The Thing About Oaths In Today's Society

I was recently involved in a situation that made me realize an oath is just a bunch of words strung together unless those using it believe in its underlying principles.

An oath is a solemn appeal to some revered person, a government, an organization or a deity to witness one's determination to speak the truth, to keep a promise, to follow a certain set of values or conduct one’s affairs in a certain manner.

The reason I am focused on this is that I recently benefitted from the principles of one of the oldest-known oaths--the Hippocratic Oath.

It amazes me that an oath written sometime in the 4th century BC, a century after Hippocrates (the “Father of Medicine”) lived, can still have relevance today. The oath basically obligates a physician to always keep the best interests of the patient in mind in terms of medical care and privacy.

Of course, today’s oath varies greatly from that of the 4th century and for good reason; times they have changed and the modern version addresses contemporary medicine. But still, in today’s medical environment, where insurance companies often drive the care of patients rather than the judgement of doctors, it can be easy for physicians to lose sight of the oath.

In my case, thankfully, one physician chose to continually push beyond the limits where some may have gone. Had he stopped after the first test--and he would have been justified in doing so because the test was “normal,” he would have missed a potentially deadly problem.

However, his intuition based on decades of experience and some anomalies in the test results told him there was something more serious than test results indicated, so he pushed on, referring me to specialists who ordered more testing.

As a result I am writing--and recuperating--today. Skilled surgeons and medical support staff were able to perform major surgery that prevented what surely one day, sooner or later, would have been a catastrophic event.

It was all because one doctor, consciously or not, followed the principles of an ancient oath; which led me to start thinking about the oaths people take and how they impact their actions.

At first glance it seemed that oaths were minimal, taken only by a few select groups. However, when I broadened my definition of “oath,” I was amazed to find that many people take an oath of one sort or another in their lifetime.

I realized that an oath could also be called a pledge, an affirmation, a vow, a (judicial) swearing, a statement, a promise and probably others I am not discovering, but that Week-Ender readers may want to bring up.

With that wider definition in mind, I started to look for examples of each that would apply to a large percentage--maybe even a majority--of us. Again, I was surprised at how many people swear to an oath of some kind in their lifetime.

Some of the examples I came up with are:

  • `The Pledge of Allegiance was written in 1892 by a socialist minister, Francis Bellamy, intended to be used by citizens of any country but became uniquely American. It was different than today’s pledge, changing over the years. Think about how many people all over the U.S. say that oath to “pledge allegiance.” 
  • Affirmations are positive statements that describe a set of actions that are repeated often enough to impress them in the unconscious mind in order to attain a certain personal or group goal.

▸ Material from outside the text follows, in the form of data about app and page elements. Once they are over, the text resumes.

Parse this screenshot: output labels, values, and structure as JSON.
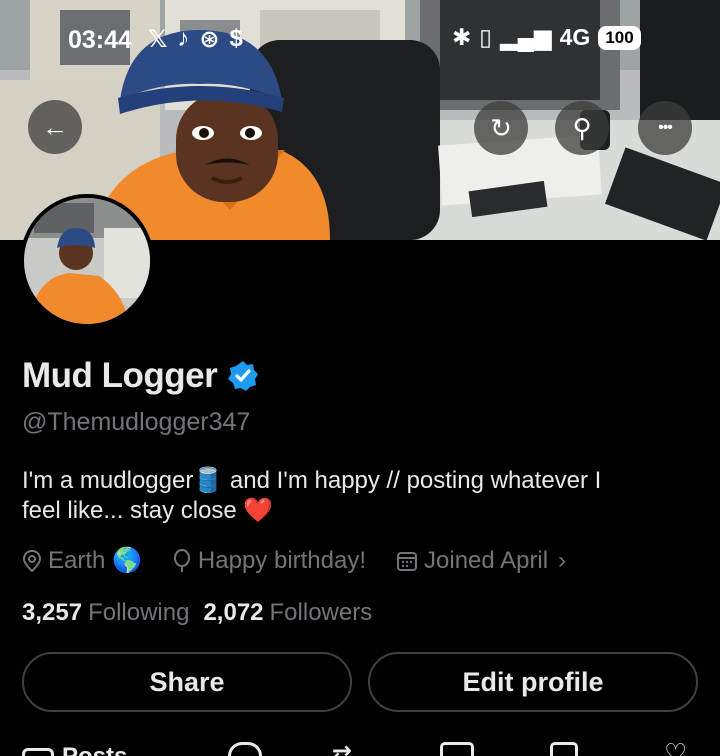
{
  "status_bar": {
    "time": "03:44",
    "left_icons": [
      "x-logo-icon",
      "tiktok-icon",
      "app-icon",
      "cash-icon"
    ],
    "network": "4G",
    "battery": "100"
  },
  "header": {
    "back_icon": "arrow-left-icon",
    "right_icons": [
      "refresh-icon",
      "search-icon",
      "more-icon"
    ],
    "glyphs": {
      "back": "←",
      "search": "⚲",
      "more": "•••",
      "refresh": "↻"
    }
  },
  "profile": {
    "display_name": "Mud Logger",
    "verified": true,
    "handle": "@Themudlogger347",
    "bio_line1": "I'm a mudlogger🛢️ and I'm happy // posting whatever I",
    "bio_line2": "feel like... stay close ❤️",
    "location": "Earth 🌎",
    "birthday": "Happy birthday!",
    "joined": "Joined April",
    "following_count": "3,257",
    "following_label": "Following",
    "followers_count": "2,072",
    "followers_label": "Followers"
  },
  "actions": {
    "share_label": "Share",
    "edit_label": "Edit profile"
  },
  "tabs": {
    "posts_label": "Posts"
  },
  "colors": {
    "background": "#000000",
    "verified_blue": "#1d9bf0",
    "muted": "#71767b",
    "border": "#3e4144"
  }
}
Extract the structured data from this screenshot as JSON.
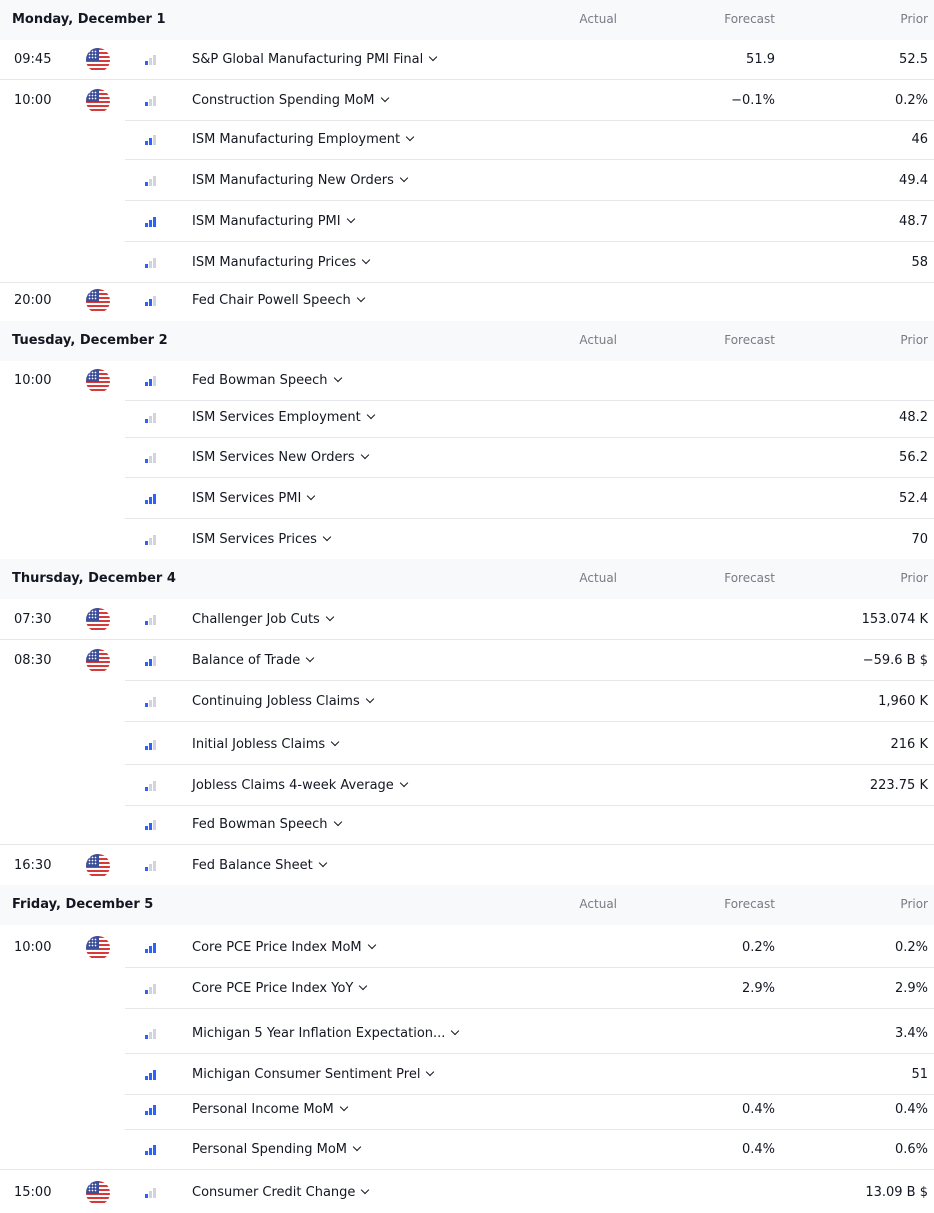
{
  "columns": {
    "actual": "Actual",
    "forecast": "Forecast",
    "prior": "Prior"
  },
  "days": [
    {
      "title": "Monday, December 1",
      "events": [
        {
          "time": "09:45",
          "flag": "us-flag-icon",
          "importance": 1,
          "name": "S&P Global Manufacturing PMI Final",
          "forecast": "51.9",
          "prior": "52.5"
        },
        {
          "time": "10:00",
          "flag": "us-flag-icon",
          "importance": 1,
          "name": "Construction Spending MoM",
          "forecast": "−0.1%",
          "prior": "0.2%"
        },
        {
          "time": "",
          "importance": 2,
          "name": "ISM Manufacturing Employment",
          "forecast": "",
          "prior": "46"
        },
        {
          "time": "",
          "importance": 1,
          "name": "ISM Manufacturing New Orders",
          "forecast": "",
          "prior": "49.4"
        },
        {
          "time": "",
          "importance": 3,
          "name": "ISM Manufacturing PMI",
          "forecast": "",
          "prior": "48.7"
        },
        {
          "time": "",
          "importance": 1,
          "name": "ISM Manufacturing Prices",
          "forecast": "",
          "prior": "58"
        },
        {
          "time": "20:00",
          "flag": "us-flag-icon",
          "importance": 2,
          "name": "Fed Chair Powell Speech",
          "forecast": "",
          "prior": ""
        }
      ]
    },
    {
      "title": "Tuesday, December 2",
      "events": [
        {
          "time": "10:00",
          "flag": "us-flag-icon",
          "importance": 2,
          "name": "Fed Bowman Speech",
          "forecast": "",
          "prior": ""
        },
        {
          "time": "",
          "importance": 1,
          "name": "ISM Services Employment",
          "forecast": "",
          "prior": "48.2"
        },
        {
          "time": "",
          "importance": 1,
          "name": "ISM Services New Orders",
          "forecast": "",
          "prior": "56.2"
        },
        {
          "time": "",
          "importance": 3,
          "name": "ISM Services PMI",
          "forecast": "",
          "prior": "52.4"
        },
        {
          "time": "",
          "importance": 1,
          "name": "ISM Services Prices",
          "forecast": "",
          "prior": "70"
        }
      ]
    },
    {
      "title": "Thursday, December 4",
      "events": [
        {
          "time": "07:30",
          "flag": "us-flag-icon",
          "importance": 1,
          "name": "Challenger Job Cuts",
          "forecast": "",
          "prior": "153.074 K"
        },
        {
          "time": "08:30",
          "flag": "us-flag-icon",
          "importance": 2,
          "name": "Balance of Trade",
          "forecast": "",
          "prior": "−59.6 B $"
        },
        {
          "time": "",
          "importance": 1,
          "name": "Continuing Jobless Claims",
          "forecast": "",
          "prior": "1,960 K"
        },
        {
          "time": "",
          "importance": 2,
          "name": "Initial Jobless Claims",
          "forecast": "",
          "prior": "216 K"
        },
        {
          "time": "",
          "importance": 1,
          "name": "Jobless Claims 4-week Average",
          "forecast": "",
          "prior": "223.75 K"
        },
        {
          "time": "",
          "importance": 2,
          "name": "Fed Bowman Speech",
          "forecast": "",
          "prior": ""
        },
        {
          "time": "16:30",
          "flag": "us-flag-icon",
          "importance": 1,
          "name": "Fed Balance Sheet",
          "forecast": "",
          "prior": ""
        }
      ]
    },
    {
      "title": "Friday, December 5",
      "events": [
        {
          "time": "10:00",
          "flag": "us-flag-icon",
          "importance": 3,
          "name": "Core PCE Price Index MoM",
          "forecast": "0.2%",
          "prior": "0.2%"
        },
        {
          "time": "",
          "importance": 1,
          "name": "Core PCE Price Index YoY",
          "forecast": "2.9%",
          "prior": "2.9%"
        },
        {
          "time": "",
          "importance": 1,
          "name": "Michigan 5 Year Inflation Expectation...",
          "forecast": "",
          "prior": "3.4%"
        },
        {
          "time": "",
          "importance": 3,
          "name": "Michigan Consumer Sentiment Prel",
          "forecast": "",
          "prior": "51"
        },
        {
          "time": "",
          "importance": 3,
          "name": "Personal Income MoM",
          "forecast": "0.4%",
          "prior": "0.4%"
        },
        {
          "time": "",
          "importance": 3,
          "name": "Personal Spending MoM",
          "forecast": "0.4%",
          "prior": "0.6%"
        },
        {
          "time": "15:00",
          "flag": "us-flag-icon",
          "importance": 1,
          "name": "Consumer Credit Change",
          "forecast": "",
          "prior": "13.09 B $"
        }
      ]
    }
  ]
}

Affirmations can be as simple as “I love and approve of myself” or as complicated as “I show my family how much I love them in all the verbal and non-verbal ways I can,” or as involved as “I will lose 50 pounds in the next year.” People using their power of positive thought may use affirmations without even realizing it.
  • A vow is a solemn promise taken to do a certain thing or to dedicate one’s self to something or someone. Marriage vows are a good example. There are also vows of secrecy, vows of silence, religious vows and, well, can anybody thing of other vows?
  • A swearing (not profanity!) is seen largely in the judicial realm, where people swear to tell the truth, or swear to act judiciously on a jury. The current military pledge--or oath of enlistment--starts out “I (name) do solemnly swear (or affirm) that I will support and defend the Constitution.”
  • Statements, promises and others; there are probably so many more that I am not mentioning. For example, youth sports have oaths for parents, participants, coaches and others. Local, state and national government officials take various vows and oaths. Journalists may operate guided by certain principles.

So when you broaden the definition of “oath,” you can see that a vast number of us have taken one, or more, at some point in our life. However, the thing about oaths is that no matter what form they take, they are only as valid or effective as the individual who takes it or group that backs it.

Over time, oaths can lose meaning from their original form, can change, and can become a rote process as prescribed by rules or procedures. Oaths can be reviewed regularly in order to ensure they are keeping pace with current reality; thus, they will change. 

However, oaths all have an origin that addressed a particular aspect of life at the time they were developed for a reason; their original form may not be contemporary, but I think that changes should not be made for change’s sake. Those who swear, affirm, promise or vow should understand exactly what they are doing, and why.

In my case a doctor who long ago took the Hippocratic Oath in some form or another chose, consciously or not, to live by those principles and do what was right for his patient. The result was life-saving and I will thank him every way I can for the rest of my life.

The thing about oaths is that, when they are based on a solid foundation and taken seriously by those who use them, they can change lives.

Randy Gaddo, a retired Marine who also served for 15 years in municipal parks and recreation, is now a full-time photojournalist who lives in Bay Minette, AL; he can be reached at (678) 350-8642 or email cwo4usmc@comcast.net.